If you're competing with an aggressive top producer for a listing, you could say something like this:
“Mr. Seller, would you rather work with a Realtor who is going to drop your listing price because they don’t have enough time to properly market your home? Or would you rather work with one who is going to put actual effort into marketing your home so it sells for top dollar?”
Now, let's say you’ve just listed a home and you're trying to convince the homeowner to stage it. Instead of telling them their place is cluttered and they need to put all their stuff in storage, get them to put themselves into the buyer's shoes:
“Mr. Seller, I want you to think about this for a minute. If you were a buyer and you looked at your home today — as well as all the other beautiful homes on the market — would you put an offer on your current home, or one that has been staged to show off its best features? Now, obviously we're not going to empty your home out, but what would you like to see? Do you have an easy time visualizing a home as yours when it has someone else's belongings in it?”
You could also say:
“I was showing a buyer some homes the other day. We were looking at 10 homes in one afternoon, and we walked through one that was staged. They absolutely loved it, and they could visualize their family living in it.”
Another thing introverted people are good at is listening. When you're talking to sellers or buyers, listen to their needs. What are they saying? Revisit their concerns when you offer your solution. When you’re working with a buyer, for example, and they're talking about all the different things they want in a dream home, don't speak over them; answer their questions. Listen to their concerns, then use those issues as talking points when you're showing a home.
“I know you were really concerned about having a playroom for your kids. This home would be perfect.”
“I know you were concerned about a backyard for your dog. This home has a really nice fence. You won't have to build one. If you buy this home, you're going to save money.”
This is a consultant selling approach, and it’s a more effective way to build trust and rapport. You can get them to do most of the talking, and you'll make more sales.
Lesson #4: Make the Most of Silence.
The final tip is to use awkward silences to your advantage. For example, if you're sitting down over a listing presentation, you should assume you’re going to get the listing from the beginning. Once you get to the end of the presentation, you can start doing trial closes.
Say something like this:
“Mr. Seller, it's been great talking to you today. Let's go ahead and get your home sold based on everything we talked about. Do you agree to $1.5 million as the listing price?”
While you're saying that, pull out your listing agreement and fill in the spot where it talks about the listing price. They may be thinking in their head, “I haven't agreed to listing with this person!”

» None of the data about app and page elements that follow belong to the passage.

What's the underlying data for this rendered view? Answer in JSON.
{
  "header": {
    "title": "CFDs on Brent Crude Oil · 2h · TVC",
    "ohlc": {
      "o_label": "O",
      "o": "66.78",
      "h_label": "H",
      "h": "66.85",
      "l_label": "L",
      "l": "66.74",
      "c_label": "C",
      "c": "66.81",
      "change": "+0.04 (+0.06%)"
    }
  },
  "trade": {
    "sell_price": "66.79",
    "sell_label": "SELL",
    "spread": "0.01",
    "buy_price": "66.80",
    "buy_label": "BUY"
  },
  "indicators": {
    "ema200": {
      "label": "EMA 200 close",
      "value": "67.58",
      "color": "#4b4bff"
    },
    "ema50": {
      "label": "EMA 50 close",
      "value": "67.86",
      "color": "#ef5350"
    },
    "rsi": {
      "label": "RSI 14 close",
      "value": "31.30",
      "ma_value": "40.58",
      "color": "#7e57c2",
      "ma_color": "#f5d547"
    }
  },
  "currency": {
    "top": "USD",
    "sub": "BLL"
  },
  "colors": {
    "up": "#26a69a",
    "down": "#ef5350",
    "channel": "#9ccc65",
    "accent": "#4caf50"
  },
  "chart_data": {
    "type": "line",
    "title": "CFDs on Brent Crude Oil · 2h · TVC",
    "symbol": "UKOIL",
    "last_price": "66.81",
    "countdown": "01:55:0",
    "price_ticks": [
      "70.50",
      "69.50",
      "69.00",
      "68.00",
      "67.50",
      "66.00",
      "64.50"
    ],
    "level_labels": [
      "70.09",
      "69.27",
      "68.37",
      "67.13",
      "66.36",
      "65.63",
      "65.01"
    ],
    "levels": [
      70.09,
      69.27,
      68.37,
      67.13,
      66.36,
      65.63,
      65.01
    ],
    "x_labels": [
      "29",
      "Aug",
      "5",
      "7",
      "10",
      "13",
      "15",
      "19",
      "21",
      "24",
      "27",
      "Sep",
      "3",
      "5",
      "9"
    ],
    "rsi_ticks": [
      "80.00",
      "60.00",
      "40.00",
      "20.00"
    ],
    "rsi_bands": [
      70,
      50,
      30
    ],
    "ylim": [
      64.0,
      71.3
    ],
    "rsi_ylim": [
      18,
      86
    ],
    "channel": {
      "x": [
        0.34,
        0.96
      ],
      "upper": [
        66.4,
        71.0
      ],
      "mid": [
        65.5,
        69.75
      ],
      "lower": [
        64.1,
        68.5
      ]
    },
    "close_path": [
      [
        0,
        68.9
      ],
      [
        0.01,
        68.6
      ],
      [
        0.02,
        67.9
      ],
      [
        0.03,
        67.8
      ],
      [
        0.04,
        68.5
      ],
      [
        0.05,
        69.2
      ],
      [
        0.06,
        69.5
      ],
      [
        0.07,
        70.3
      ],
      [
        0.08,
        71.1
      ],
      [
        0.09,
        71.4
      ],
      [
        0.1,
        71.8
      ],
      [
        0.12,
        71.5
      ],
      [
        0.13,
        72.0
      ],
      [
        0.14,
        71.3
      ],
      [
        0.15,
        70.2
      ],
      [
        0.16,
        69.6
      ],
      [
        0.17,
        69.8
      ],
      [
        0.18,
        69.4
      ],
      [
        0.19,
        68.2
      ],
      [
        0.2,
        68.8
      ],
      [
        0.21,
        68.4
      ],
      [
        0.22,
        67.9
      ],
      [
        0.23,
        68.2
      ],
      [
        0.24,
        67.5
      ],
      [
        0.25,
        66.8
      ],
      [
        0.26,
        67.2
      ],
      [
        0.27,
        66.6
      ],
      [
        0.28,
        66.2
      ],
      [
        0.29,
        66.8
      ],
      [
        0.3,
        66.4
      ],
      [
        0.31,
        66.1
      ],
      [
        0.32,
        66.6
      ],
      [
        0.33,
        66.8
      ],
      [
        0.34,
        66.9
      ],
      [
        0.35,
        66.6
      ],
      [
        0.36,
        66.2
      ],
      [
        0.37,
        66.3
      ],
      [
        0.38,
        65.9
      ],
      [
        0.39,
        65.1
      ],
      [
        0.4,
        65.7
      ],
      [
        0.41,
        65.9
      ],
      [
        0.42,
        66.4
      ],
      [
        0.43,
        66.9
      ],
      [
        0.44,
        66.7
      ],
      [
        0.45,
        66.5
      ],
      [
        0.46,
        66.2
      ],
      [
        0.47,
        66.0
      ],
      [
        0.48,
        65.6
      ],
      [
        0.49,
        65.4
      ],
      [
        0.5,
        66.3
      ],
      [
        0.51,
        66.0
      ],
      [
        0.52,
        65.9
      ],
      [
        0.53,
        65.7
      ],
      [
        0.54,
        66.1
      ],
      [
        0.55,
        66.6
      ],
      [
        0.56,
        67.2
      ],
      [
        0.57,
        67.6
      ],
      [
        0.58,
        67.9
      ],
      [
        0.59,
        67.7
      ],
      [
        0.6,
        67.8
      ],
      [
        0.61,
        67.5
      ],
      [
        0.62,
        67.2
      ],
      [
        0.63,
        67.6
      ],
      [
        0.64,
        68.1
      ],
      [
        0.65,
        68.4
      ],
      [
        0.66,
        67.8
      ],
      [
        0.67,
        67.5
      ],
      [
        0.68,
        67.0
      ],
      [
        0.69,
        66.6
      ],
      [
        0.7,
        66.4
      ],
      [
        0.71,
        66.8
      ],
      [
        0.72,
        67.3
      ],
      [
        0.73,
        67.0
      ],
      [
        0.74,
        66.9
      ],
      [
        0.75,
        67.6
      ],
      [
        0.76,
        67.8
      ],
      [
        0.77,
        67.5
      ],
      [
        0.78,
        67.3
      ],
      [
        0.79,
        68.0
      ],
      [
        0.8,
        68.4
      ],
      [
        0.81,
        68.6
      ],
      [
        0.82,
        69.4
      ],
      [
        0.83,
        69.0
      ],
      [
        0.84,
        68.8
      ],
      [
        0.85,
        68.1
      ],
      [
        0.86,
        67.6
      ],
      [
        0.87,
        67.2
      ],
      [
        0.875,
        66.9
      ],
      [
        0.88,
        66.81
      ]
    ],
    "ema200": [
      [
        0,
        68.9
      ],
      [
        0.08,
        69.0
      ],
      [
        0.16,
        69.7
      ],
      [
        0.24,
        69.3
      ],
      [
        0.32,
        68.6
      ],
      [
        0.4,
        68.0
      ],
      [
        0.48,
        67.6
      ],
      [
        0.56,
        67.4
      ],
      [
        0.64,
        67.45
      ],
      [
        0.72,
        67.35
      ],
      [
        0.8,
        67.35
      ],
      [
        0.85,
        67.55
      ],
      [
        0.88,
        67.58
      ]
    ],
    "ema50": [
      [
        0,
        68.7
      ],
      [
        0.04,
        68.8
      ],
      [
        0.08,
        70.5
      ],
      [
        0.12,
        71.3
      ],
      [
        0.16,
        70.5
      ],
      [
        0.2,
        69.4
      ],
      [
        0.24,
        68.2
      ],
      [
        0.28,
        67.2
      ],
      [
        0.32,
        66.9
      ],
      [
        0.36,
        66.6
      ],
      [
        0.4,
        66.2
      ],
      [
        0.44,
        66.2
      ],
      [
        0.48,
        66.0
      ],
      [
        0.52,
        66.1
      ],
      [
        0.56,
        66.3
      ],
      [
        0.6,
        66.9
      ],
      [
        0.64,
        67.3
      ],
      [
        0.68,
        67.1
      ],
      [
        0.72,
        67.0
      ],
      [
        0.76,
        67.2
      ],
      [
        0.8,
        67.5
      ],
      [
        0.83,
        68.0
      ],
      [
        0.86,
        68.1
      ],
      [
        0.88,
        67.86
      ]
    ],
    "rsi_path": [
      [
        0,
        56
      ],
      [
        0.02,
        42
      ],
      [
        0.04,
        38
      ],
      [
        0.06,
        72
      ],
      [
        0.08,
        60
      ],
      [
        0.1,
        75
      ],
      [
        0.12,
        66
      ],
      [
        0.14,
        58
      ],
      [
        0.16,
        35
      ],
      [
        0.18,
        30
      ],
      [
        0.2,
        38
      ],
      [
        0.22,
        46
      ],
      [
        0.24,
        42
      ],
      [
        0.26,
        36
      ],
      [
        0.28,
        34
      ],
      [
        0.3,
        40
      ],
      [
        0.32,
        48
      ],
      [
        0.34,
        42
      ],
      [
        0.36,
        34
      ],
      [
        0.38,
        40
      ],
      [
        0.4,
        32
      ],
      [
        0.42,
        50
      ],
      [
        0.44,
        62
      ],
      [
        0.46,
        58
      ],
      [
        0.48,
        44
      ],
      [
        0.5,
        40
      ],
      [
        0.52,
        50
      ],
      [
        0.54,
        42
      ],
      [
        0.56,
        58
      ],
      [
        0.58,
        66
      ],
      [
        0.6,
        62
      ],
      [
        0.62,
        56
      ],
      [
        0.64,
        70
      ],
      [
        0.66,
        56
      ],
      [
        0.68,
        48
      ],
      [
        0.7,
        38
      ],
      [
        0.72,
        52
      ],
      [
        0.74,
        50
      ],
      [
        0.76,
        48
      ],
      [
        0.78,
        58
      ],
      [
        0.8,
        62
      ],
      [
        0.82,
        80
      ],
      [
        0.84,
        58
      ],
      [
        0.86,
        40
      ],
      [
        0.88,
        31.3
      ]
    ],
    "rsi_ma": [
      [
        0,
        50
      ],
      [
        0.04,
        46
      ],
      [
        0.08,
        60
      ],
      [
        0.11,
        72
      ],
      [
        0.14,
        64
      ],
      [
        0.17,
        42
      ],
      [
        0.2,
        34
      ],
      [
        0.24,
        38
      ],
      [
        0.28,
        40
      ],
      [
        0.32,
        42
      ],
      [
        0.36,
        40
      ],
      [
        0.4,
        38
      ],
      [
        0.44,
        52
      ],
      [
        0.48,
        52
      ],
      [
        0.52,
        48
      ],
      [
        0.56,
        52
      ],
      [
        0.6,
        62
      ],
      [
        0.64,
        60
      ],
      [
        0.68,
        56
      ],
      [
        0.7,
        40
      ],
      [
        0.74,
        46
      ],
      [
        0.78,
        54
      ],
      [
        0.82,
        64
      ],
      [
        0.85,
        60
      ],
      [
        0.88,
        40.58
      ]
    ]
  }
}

If they hesitate or meet you with an awkward silence, you can ask them about their objections and concerns. If you overcome those hesitations, they’ll run out of reasons not to list with you. The key is to constantly come back to the close and keep the contract out in front of them.
Lesson #5: Be Yourself.
Authenticity goes a long way in real estate (and in any sales profession). You don’t need to feign an overabundance of confidence or put on a fake persona to succeed. Most people will see right past it and be hesitant to trust you.
Stay true to who you are, deliver value, and be honest. Not only will you land more listings, but you’ll also build a solid referral business from clients who trust in you enough to recommend you to other people they know.
Bonus Tip: Get your own book.
Whether you are shy, a social butterfly, or somewhere in between, the real estate agent has never had a better friend than his or her own book.
You’ll be amazed when your shyness is no longer an obstacle to your goals, and you start booking more listings than ever because you're an author of a helpful book.
Remember that business you’re passionate about? Get yourself psyched about creating more momentum toward greater success!
Find out how you can get your own book here.